BEGIN THE DATA

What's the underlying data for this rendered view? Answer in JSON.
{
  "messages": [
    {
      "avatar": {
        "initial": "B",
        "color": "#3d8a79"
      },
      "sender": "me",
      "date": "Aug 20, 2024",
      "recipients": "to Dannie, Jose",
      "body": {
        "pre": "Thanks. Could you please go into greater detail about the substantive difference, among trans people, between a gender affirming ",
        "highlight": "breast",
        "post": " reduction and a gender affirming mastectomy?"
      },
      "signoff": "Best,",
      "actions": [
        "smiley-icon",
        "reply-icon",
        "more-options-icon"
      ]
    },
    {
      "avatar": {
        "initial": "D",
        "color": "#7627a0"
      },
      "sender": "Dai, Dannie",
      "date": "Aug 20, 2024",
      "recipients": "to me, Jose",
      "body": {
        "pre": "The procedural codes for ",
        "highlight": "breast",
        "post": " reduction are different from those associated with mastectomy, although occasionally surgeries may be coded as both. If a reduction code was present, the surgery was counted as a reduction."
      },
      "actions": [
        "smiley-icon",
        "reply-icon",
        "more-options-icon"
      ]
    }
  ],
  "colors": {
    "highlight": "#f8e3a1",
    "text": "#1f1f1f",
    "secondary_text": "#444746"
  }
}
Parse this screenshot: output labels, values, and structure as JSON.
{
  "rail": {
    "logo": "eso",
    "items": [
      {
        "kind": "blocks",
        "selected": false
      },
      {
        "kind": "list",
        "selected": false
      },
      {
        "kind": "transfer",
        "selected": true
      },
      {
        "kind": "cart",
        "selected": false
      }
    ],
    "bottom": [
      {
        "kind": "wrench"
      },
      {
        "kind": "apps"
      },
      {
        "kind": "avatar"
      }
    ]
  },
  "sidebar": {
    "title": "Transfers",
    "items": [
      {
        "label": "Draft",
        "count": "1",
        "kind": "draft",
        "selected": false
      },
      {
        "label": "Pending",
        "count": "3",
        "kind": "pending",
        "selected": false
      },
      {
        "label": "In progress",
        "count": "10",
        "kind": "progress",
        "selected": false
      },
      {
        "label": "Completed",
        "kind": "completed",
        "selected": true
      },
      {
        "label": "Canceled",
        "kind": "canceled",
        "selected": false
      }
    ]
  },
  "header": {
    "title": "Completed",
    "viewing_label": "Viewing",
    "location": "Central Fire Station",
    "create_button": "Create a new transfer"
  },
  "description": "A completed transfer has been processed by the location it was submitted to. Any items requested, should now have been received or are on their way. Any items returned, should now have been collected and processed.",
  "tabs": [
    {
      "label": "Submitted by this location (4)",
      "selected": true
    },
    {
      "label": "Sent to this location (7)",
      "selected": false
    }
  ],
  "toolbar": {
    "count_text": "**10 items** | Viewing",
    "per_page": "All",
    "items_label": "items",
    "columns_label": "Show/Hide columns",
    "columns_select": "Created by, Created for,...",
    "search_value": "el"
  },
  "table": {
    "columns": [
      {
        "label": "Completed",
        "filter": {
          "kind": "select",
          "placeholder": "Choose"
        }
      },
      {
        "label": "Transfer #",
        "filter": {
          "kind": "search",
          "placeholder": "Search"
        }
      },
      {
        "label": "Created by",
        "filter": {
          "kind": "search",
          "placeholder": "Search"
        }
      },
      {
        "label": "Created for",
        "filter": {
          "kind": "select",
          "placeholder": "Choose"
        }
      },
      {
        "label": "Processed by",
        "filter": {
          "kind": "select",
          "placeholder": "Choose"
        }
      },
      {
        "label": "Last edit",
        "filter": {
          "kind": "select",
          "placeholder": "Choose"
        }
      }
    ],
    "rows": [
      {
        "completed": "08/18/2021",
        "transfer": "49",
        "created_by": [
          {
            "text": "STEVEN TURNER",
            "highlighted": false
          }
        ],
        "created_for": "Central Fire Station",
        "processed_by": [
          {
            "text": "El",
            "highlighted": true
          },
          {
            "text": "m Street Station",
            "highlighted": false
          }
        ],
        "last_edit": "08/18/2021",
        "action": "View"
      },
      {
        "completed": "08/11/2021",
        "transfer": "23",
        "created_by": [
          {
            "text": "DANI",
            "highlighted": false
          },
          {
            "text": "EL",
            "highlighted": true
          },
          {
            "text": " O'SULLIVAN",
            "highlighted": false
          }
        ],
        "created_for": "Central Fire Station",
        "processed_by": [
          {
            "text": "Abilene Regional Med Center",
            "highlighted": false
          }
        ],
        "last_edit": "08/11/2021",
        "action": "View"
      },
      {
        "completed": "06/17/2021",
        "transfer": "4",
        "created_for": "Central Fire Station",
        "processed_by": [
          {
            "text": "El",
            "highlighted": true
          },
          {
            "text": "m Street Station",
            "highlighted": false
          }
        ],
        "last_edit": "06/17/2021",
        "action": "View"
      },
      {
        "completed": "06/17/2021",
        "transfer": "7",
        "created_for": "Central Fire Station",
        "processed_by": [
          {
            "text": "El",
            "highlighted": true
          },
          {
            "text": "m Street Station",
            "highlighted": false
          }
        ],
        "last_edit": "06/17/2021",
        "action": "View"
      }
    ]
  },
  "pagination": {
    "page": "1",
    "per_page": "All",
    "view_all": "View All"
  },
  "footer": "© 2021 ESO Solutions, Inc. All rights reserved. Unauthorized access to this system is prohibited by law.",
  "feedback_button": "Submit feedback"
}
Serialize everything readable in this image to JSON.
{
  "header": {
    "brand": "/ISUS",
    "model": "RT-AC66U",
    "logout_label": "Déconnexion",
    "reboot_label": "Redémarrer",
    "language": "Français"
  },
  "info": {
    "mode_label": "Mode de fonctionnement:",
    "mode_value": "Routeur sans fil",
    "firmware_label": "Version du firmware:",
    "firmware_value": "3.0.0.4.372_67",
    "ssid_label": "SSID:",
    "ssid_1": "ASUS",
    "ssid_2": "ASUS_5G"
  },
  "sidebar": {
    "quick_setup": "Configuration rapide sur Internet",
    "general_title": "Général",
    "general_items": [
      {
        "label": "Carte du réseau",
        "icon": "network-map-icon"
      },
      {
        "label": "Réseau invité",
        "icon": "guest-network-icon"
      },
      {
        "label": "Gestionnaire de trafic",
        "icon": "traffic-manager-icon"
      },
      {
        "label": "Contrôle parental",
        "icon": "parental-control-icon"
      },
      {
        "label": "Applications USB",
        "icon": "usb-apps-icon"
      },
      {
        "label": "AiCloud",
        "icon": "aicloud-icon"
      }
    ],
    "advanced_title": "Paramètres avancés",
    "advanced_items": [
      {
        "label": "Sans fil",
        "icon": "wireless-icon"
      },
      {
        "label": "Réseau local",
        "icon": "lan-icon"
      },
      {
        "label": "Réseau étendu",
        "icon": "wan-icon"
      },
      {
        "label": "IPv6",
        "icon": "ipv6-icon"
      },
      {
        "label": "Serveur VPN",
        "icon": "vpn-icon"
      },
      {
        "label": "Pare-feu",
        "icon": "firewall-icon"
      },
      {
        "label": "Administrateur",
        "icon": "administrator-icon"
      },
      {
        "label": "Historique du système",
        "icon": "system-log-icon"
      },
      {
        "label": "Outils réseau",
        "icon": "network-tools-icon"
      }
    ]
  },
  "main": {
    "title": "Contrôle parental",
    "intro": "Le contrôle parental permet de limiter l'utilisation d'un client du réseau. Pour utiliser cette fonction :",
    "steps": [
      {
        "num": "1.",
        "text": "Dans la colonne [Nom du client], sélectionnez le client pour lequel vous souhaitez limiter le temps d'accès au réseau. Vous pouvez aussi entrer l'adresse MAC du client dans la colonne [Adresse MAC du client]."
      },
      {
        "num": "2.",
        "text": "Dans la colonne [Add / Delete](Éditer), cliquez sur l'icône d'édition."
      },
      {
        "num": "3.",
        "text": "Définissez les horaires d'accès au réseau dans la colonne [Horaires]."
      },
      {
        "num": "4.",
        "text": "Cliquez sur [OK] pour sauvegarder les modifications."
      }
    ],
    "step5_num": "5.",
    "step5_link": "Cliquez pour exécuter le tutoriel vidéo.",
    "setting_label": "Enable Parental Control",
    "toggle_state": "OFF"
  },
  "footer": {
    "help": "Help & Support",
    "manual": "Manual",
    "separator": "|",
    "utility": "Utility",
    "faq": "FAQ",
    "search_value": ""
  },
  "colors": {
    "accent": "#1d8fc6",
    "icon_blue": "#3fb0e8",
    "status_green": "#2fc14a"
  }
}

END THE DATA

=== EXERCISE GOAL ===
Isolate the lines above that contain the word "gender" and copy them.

=== EXERCISE OUTPUT ===
        "pre": "Thanks. Could you please go into greater detail about the substantive difference, among trans people, between a gender affirming ",
        "post": " reduction and a gender affirming mastectomy?"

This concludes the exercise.